During the last academic year that ended June 30, 2009, approximately 90 Kettering students participated in exchange programs, which is a significant increase from previous years. These numbers include the first ever exchange between Kettering and China, when Senior Samantha Best studied at Yangzhou University during the fall term of 2008. In addition, Senior Faith Brown was also Kettering’s first student to study at Sussex University in the United Kingdom. Students returning from these endeavors reported that they had an exceptional experience.
The new agreements with Yeditepe, Chungju and Ajou Universities enhance a program that continues to show significant progress toward becoming one of the most sought after academic and professional opportunities available for students. But as Li notes, this would not be possible without the full support of faculty, staff and students.
“It really takes an exorbitant amount of work from everyone to develop these opportunities,” Li said. “We have collaborated with the Office of Graduate Studies and Continuing Education to develop professional training programs and other academic and continuing education courses for international students and professionals. But to do this requires all academic units, administration and leadership. The support has been excellent across the board,” he added. The strategic decisions and timely decisions from academic leadership have been instrumental and in some cases crucial for the proper management of challenging scenarios.
Dr. Michael Harris, provost and vice president of Academic Affairs, said “Kettering has made the development of new international activities a strategic priority. Our efforts are focused on recruiting international students, exchange students, study abroad, joint research, applied research and professional development. These activities contribute to our well being as an institution that focuses on academic excellence and provides an exciting academic environment for our students and faculty. Our focus and efforts have resulted in significant breakthroughs and exceptional opportunities.
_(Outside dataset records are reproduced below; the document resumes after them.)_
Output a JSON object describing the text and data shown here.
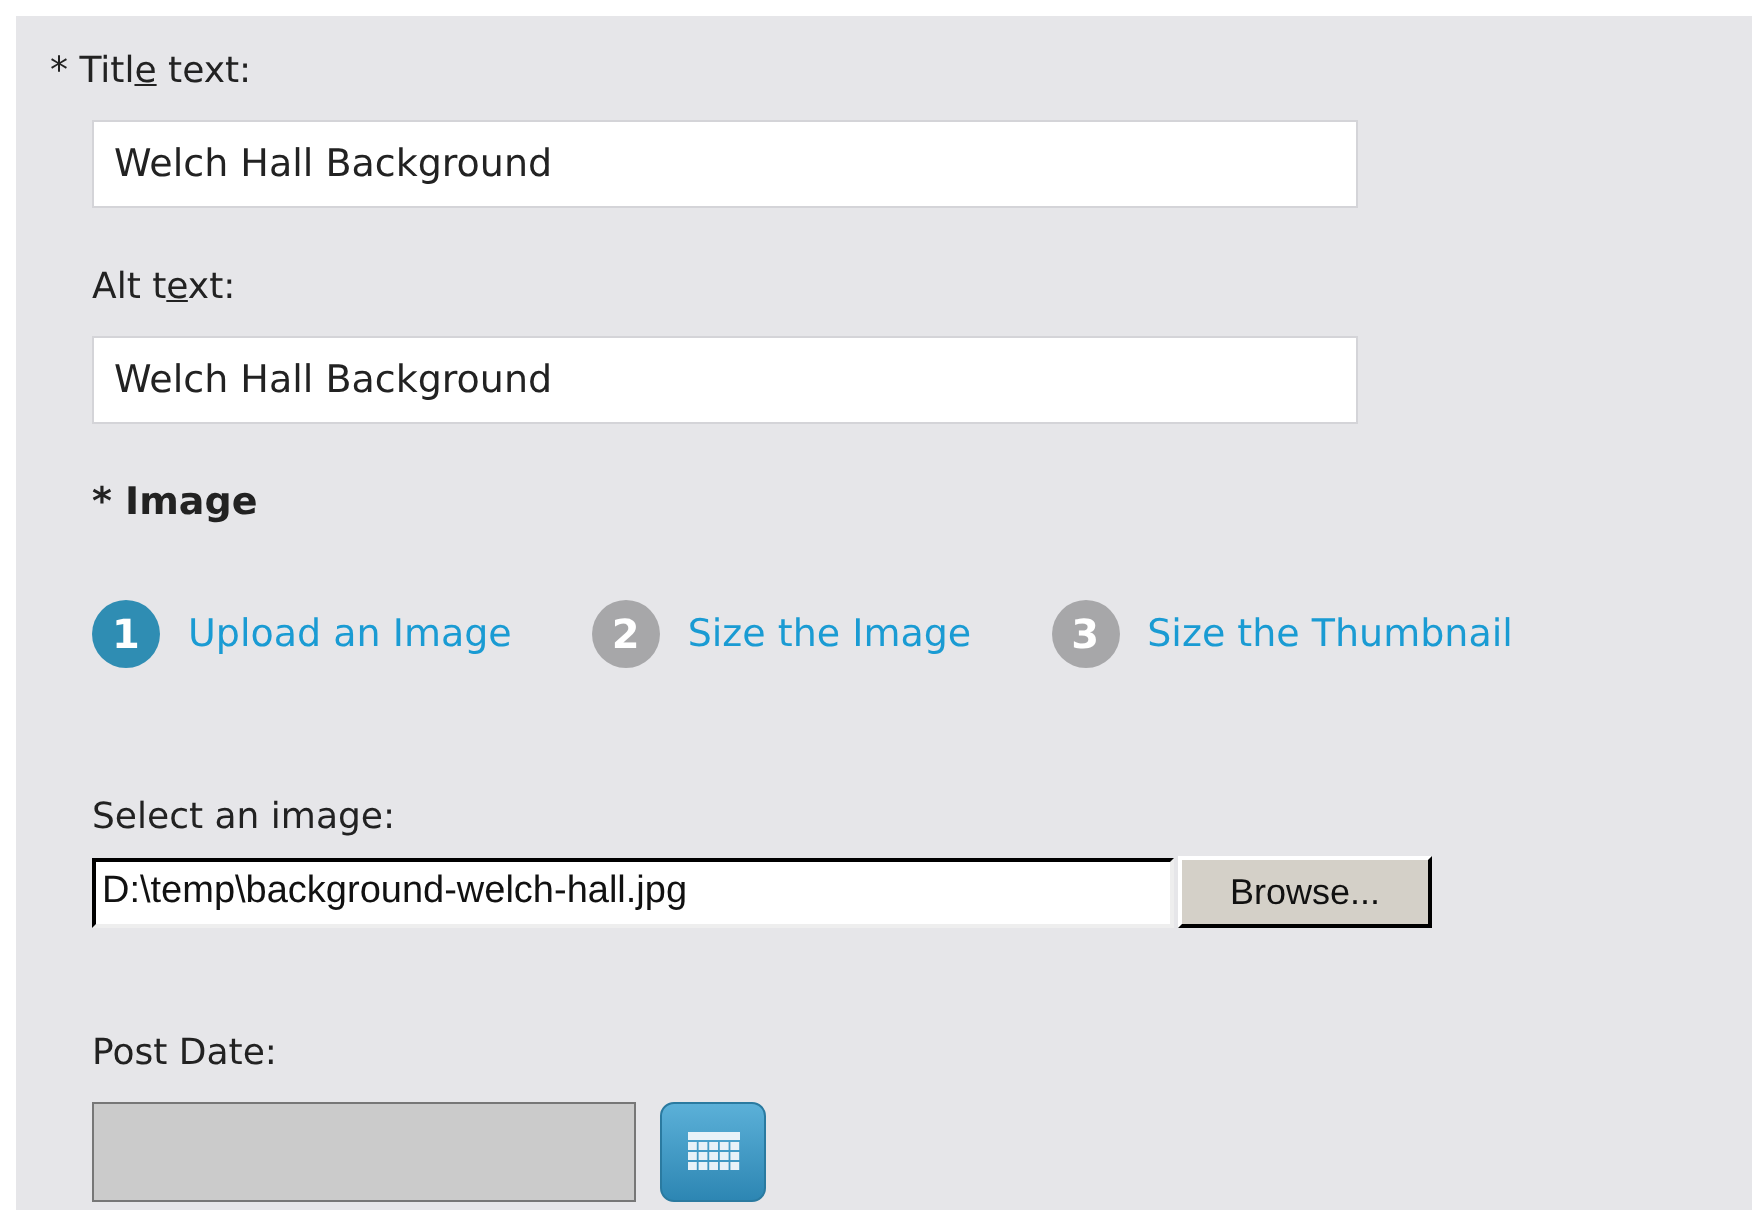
{
  "title_field": {
    "label_parts": [
      "* Titl",
      "e",
      " text:"
    ],
    "value": "Welch Hall Background"
  },
  "alt_field": {
    "label_parts": [
      "Alt t",
      "e",
      "xt:"
    ],
    "value": "Welch Hall Background"
  },
  "image_section": {
    "heading": "* Image",
    "steps": [
      {
        "number": "1",
        "label": "Upload an Image",
        "selected": true
      },
      {
        "number": "2",
        "label": "Size the Image",
        "selected": false
      },
      {
        "number": "3",
        "label": "Size the Thumbnail",
        "selected": false
      }
    ]
  },
  "file_field": {
    "label": "Select an image:",
    "value": "D:\\temp\\background-welch-hall.jpg",
    "button": "Browse..."
  },
  "post_date": {
    "label": "Post Date:",
    "disabled": true
  }
}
We have a road map as to future activities and a clear focus."
As far as the future for international opportunities is concerned, Li said that Kettering will continue to seek out and develop new relationships with other institutions, governments and industries throughout the globe as long as those relationships bring mutual and tangible benefits to all constituents.
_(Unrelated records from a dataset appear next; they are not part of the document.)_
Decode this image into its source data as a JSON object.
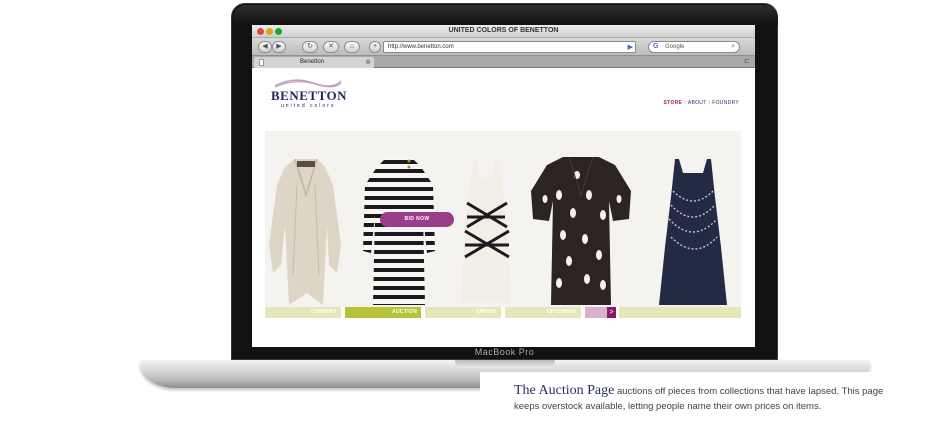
{
  "laptop": {
    "brand_label": "MacBook Pro"
  },
  "browser": {
    "window_title": "UNITED COLORS OF BENETTON",
    "address_value": "http://www.benetton.com",
    "search_placeholder": "Google",
    "tab_label": "Benetton"
  },
  "site": {
    "logo_word": "BENETTON",
    "logo_sub": "united colors",
    "nav": [
      {
        "label": "STORE",
        "active": true
      },
      {
        "label": "ABOUT",
        "active": false
      },
      {
        "label": "FOUNDRY",
        "active": false
      }
    ],
    "bid_button_label": "BID NOW",
    "collections": [
      {
        "label": "CURRENT",
        "color": "#e4e8b8"
      },
      {
        "label": "AUCTION",
        "color": "#b7c43a",
        "active": true
      },
      {
        "label": "SPRING",
        "color": "#e4e8b8"
      },
      {
        "label": "UPCOMING",
        "color": "#e4e8b8"
      }
    ],
    "next_label": ">",
    "accent_color": "#8c1a6a",
    "garments": [
      "cream-drape-cardigan",
      "striped-knit-dress",
      "cross-strap-tank-dress",
      "cutout-knit-cardigan",
      "beaded-navy-dress"
    ]
  },
  "caption": {
    "title": "The Auction Page",
    "line1": " auctions off pieces from collections that have lapsed. This page",
    "line2": "keeps overstock available, letting people name their own prices on items."
  }
}
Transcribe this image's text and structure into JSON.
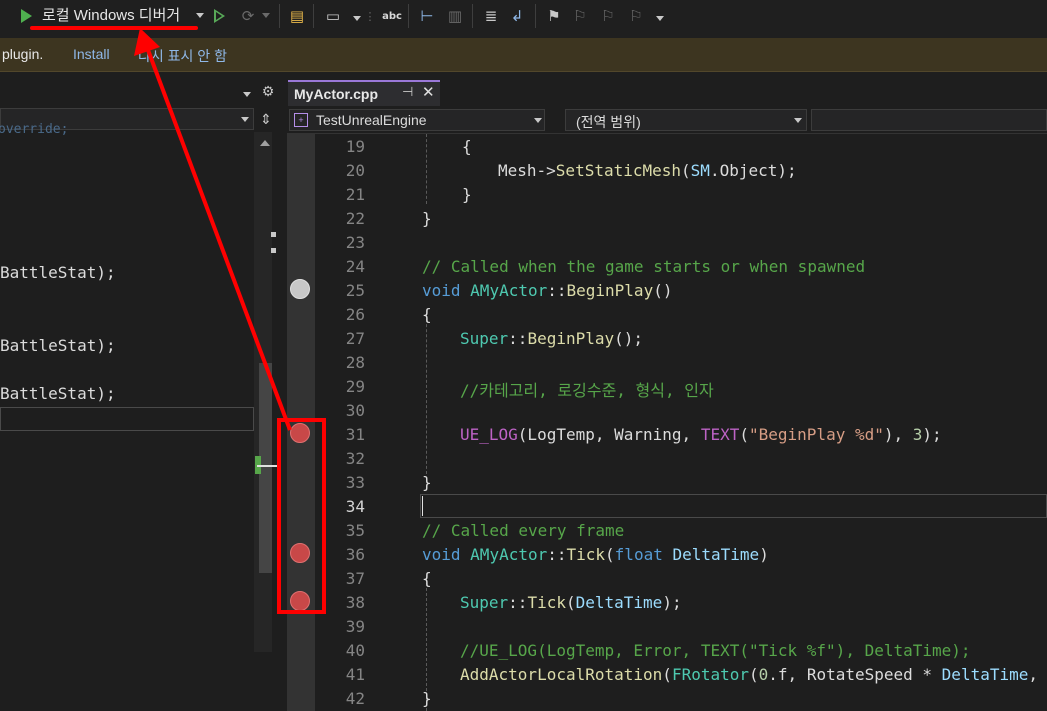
{
  "toolbar": {
    "debugger_label": "로컬 Windows 디버거"
  },
  "infobar": {
    "message": "plugin.",
    "install_link": "Install",
    "dismiss_link": "다시 표시 안 함"
  },
  "left_panel": {
    "code_lines": [
      {
        "text": "override;"
      },
      {
        "text": "BattleStat);"
      },
      {
        "text": "BattleStat);"
      },
      {
        "text": "BattleStat);"
      }
    ]
  },
  "editor": {
    "tab_title": "MyActor.cpp",
    "project_combo": "TestUnrealEngine",
    "scope_combo": "(전역 범위)",
    "line_numbers": [
      "19",
      "20",
      "21",
      "22",
      "23",
      "24",
      "25",
      "26",
      "27",
      "28",
      "29",
      "30",
      "31",
      "32",
      "33",
      "34",
      "35",
      "36",
      "37",
      "38",
      "39",
      "40",
      "41",
      "42"
    ],
    "current_line": "34",
    "breakpoints": {
      "disabled_line": "25",
      "active_lines": [
        "31",
        "36",
        "38"
      ]
    }
  },
  "colors": {
    "accent_purple": "#9a78d8",
    "breakpoint_red": "#c84848",
    "annotation_red": "#ff0000",
    "change_green": "#57a64a"
  }
}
To learn more about the Office of International Programs, visit http://www.kettering.edu/futurestudents/international/, call (810) 762-9869, or email firstname.lastname@example.org.
Written by Gary Erwin